The methodology of the study was to Google the names of every fifth sailor and note the latest year in which he or she could be found on the results sheet of any sailing competition. The sample size is thus 34 boys and 20 girls.
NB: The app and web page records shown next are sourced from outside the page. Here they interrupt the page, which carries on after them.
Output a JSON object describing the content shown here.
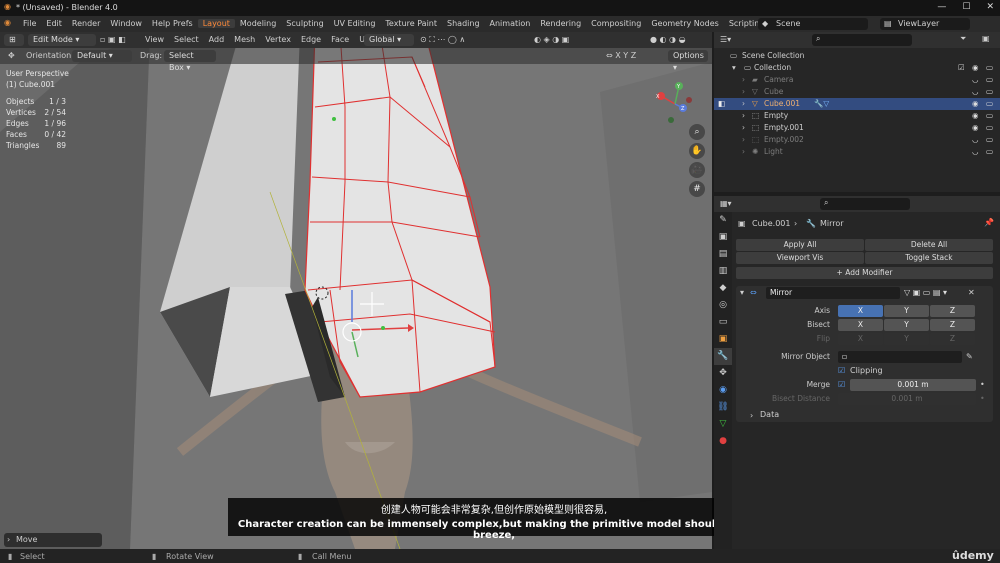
{
  "window": {
    "title": "* (Unsaved) - Blender 4.0"
  },
  "menu": [
    "File",
    "Edit",
    "Render",
    "Window",
    "Help"
  ],
  "workspaces": [
    "Prefs",
    "Layout",
    "Modeling",
    "Sculpting",
    "UV Editing",
    "Texture Paint",
    "Shading",
    "Animation",
    "Rendering",
    "Compositing",
    "Geometry Nodes",
    "Scripting"
  ],
  "active_workspace_index": 1,
  "scene": "Scene",
  "view_layer": "ViewLayer",
  "viewport": {
    "mode": "Edit Mode",
    "menus": [
      "View",
      "Select",
      "Add",
      "Mesh",
      "Vertex",
      "Edge",
      "Face",
      "UV"
    ],
    "transform": "Global",
    "orientation_label": "Orientation:",
    "orientation_value": "Default",
    "drag_label": "Drag:",
    "drag_value": "Select Box",
    "options": "Options",
    "xyz": [
      "X",
      "Y",
      "Z"
    ],
    "view_name": "User Perspective",
    "object_name": "(1) Cube.001",
    "stats": [
      {
        "label": "Objects",
        "value": "1 / 3"
      },
      {
        "label": "Vertices",
        "value": "2 / 54"
      },
      {
        "label": "Edges",
        "value": "1 / 96"
      },
      {
        "label": "Faces",
        "value": "0 / 42"
      },
      {
        "label": "Triangles",
        "value": "89"
      }
    ],
    "gizmo": {
      "x": "X",
      "y": "Y",
      "z": "Z"
    },
    "last_op": "Move"
  },
  "subtitle": {
    "zh": "创建人物可能会非常复杂,但创作原始模型则很容易,",
    "en": "Character creation can be immensely complex,but making the primitive model should be a breeze,"
  },
  "statusbar": [
    "Select",
    "Rotate View",
    "Call Menu"
  ],
  "watermark": "ûdemy",
  "outliner": {
    "items": [
      {
        "name": "Scene Collection",
        "indent": 0,
        "dim": false,
        "selected": false
      },
      {
        "name": "Collection",
        "indent": 1,
        "dim": false,
        "selected": false
      },
      {
        "name": "Camera",
        "indent": 2,
        "dim": true,
        "selected": false
      },
      {
        "name": "Cube",
        "indent": 2,
        "dim": true,
        "selected": false
      },
      {
        "name": "Cube.001",
        "indent": 2,
        "dim": false,
        "selected": true
      },
      {
        "name": "Empty",
        "indent": 2,
        "dim": false,
        "selected": false
      },
      {
        "name": "Empty.001",
        "indent": 2,
        "dim": false,
        "selected": false
      },
      {
        "name": "Empty.002",
        "indent": 2,
        "dim": true,
        "selected": false
      },
      {
        "name": "Light",
        "indent": 2,
        "dim": true,
        "selected": false
      }
    ]
  },
  "properties": {
    "object": "Cube.001",
    "modifier_tab": "Mirror",
    "apply_all": "Apply All",
    "delete_all": "Delete All",
    "viewport_vis": "Viewport Vis",
    "toggle_stack": "Toggle Stack",
    "add_modifier": "Add Modifier",
    "modifier_name": "Mirror",
    "axis_label": "Axis",
    "bisect_label": "Bisect",
    "flip_label": "Flip",
    "axes": [
      "X",
      "Y",
      "Z"
    ],
    "mirror_object_label": "Mirror Object",
    "clipping_label": "Clipping",
    "merge_label": "Merge",
    "merge_value": "0.001 m",
    "bisect_distance_label": "Bisect Distance",
    "bisect_distance_value": "0.001 m",
    "data_label": "Data"
  }
}
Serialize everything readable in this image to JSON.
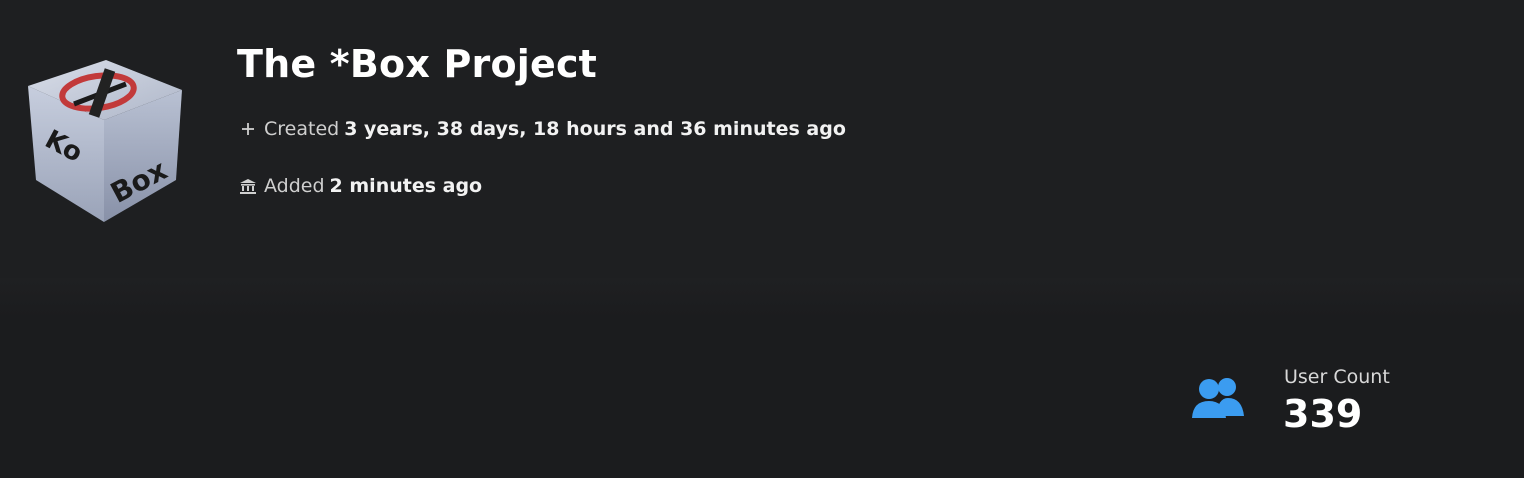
{
  "project": {
    "title": "The *Box Project",
    "logo_text": "Ko Box",
    "created_label": "Created",
    "created_value": "3 years, 38 days, 18 hours and 36 minutes ago",
    "added_label": "Added",
    "added_value": "2 minutes ago"
  },
  "stats": {
    "user_count_label": "User Count",
    "user_count_value": "339"
  },
  "icons": {
    "created": "plus-icon",
    "added": "institution-icon",
    "users": "users-icon"
  },
  "colors": {
    "background": "#1b1c1e",
    "header": "#1e1f21",
    "accent": "#3b9cf0"
  }
}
Admittedly, this study is not perfect since the names of the sailors crewing on bigger boats are rarely shown in the results, and secondly transliteration of names especially in languages such as Greek can vary.
As a result the following figures are probably an under-estimate especially as the sailors get older and are more likely to be crewing on bigger boats.
The percentages found to be competing are as follows:
This study throws no light on why the percentage of females declines so sharply at 18+. It is notable that four of the seven girls in the sample known to be still sailing at age 22 were sailing Olympic Class boats whereas only six of the 21 boys were doing so, but this sample may be statistically too small for such detailed analysis to be valid.
The future sailing of the 2004 Irish team is not statistically significant (one country in one year) but similar Google research showed that more of the 2004 Irish girls continued to sail than the global figures above, the Irish boys rather fewer.
While it is relatively easy to study, as above, the future sailing of a small elite, similar research for larger numbers presents problems. In France, the meticulous documentation kept by the French Federation suggests that around 50% of those who race at any level in the 10-14 age brackets continue to do so, mostly in keelboats, past eighteen. Worldwide any data about those who sail but do not race appear to be totally unreliable.
What does the future hold for our children? No one knows for sure but, thanks to Google, at least we can start to sketch a picture of sailing's class of 2004.
#optimist – Conor Gorman of the National Yacht Club won the Optimist Class's Crosbie Cup (limited to Silver Fleet competitors only) hosted for IODAI by Malahide Yacht Club and sponsored by TGI Fridays.
Over the six-race series on the Broadmeadows, young Gorman was a model of consistency, recording three second places and one first to finish comfortably ahead of runner-up Sam Crawford (Howth YC) and the first girl Leah Rickard (National YC) in third.
Conor is the younger brother of Clare Gorman, the top Irish girl at the weekend's Optimist Europeans.
The 28-boat fleet experienced light easterly winds on the Saturday but conditions improved significantly on the second day, giving PRO Derek Bothwell the opportunity to provide three longer races in fresher westerlies.
Running in tandem with the Silver Fleet on a separate course was the Regatta Fleet, which mixed racing with coaching, as usual in the Optimist Class. It attracted an entry of 33 boats from seven clubs.